But suppose we wish to attain effects not generally aimed at, with the several pieces of sculpture above named - then it will be found that if you place the Venus de Medici against a wall of blue-gray, the statue of the Cyprian goddess forthwith acquires a warm color, which many sculptors prize so highly. Take the Ariadne, and place her in a room painted green, and forthwith the deserted of Bacchus flushes all over with a faint rosy tint, such as she is seen in her chamber at Frankfort, where the light is let in upon her through rose-colored glass. For the divine Apollo, such tinting would be inadmissible. He must stand forth in the simple majesty of pure white; and in order to produce this effect, the color of the wall should be chamois or orange-gray, which tends to neutralise any redness of hue in the marble or plaster of the statue. As to the tone of color used upon the walls, cateris paribus, it ought to be lower the brighter we wish the sculptures to be. Finally, coming to deal with Kiess's Amazon, and bronzes in general, it must be remembered that the metallic alloy of which they are composed, yields two very different tints, - one green, which the metal acquires by exposure to the action of the atmosphere; the other, the peculiar golden tint which it possesses when not oxidised.
If we wish to heighten this green tint, the color of the walls of the gallery must be red; while, if we wish to bring out the golden tint of the bronze, the walls must be blue.
* Fran Blackwood's Magasina.

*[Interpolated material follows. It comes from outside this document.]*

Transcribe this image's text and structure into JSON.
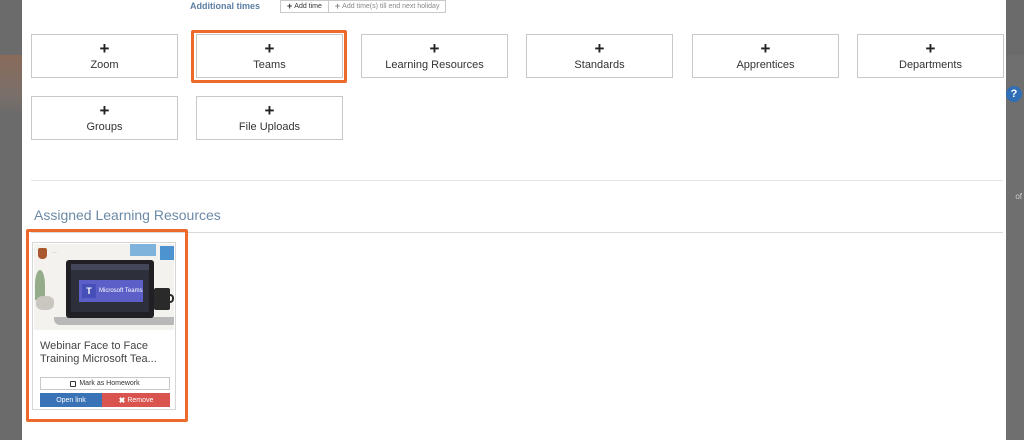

Let us turn now to a picture-gallery. Here the first thing that strikes us is, bow badly paintings look when thus crowded together. Even supposing that they have been arranged by a man of taste, and that they are not too numerous to compel him frequently to do violence to his artistic feelings, still the ubiquitous melange of color and the dazzling headachy effect of the multitude of gilt frames produces an impress-sion upon the spectator by no means favorable to his appreciation of the pictures. In truth, it is only the intelligent connoisseur who, in such a case can experience the effect which the artist has wished to produce; and this he does, not only by knowing the best point of view, but by fixing his attention so wholly upon the work as to be unconscious of the surrounding pictures, or even of the very frame. In fact, frames in general are no better than necessary evils; for if they are requisite to isolate a picture from surrounding objects, yet it most be confessed that the contiguity of the frame to the picture is exceedingly detrimental to the illusion of perspective. It is this which explains the difference between the effect of a framed picture, and the effect of the same picture when viewed through an opening which allows of our seeing neither frame nor limits.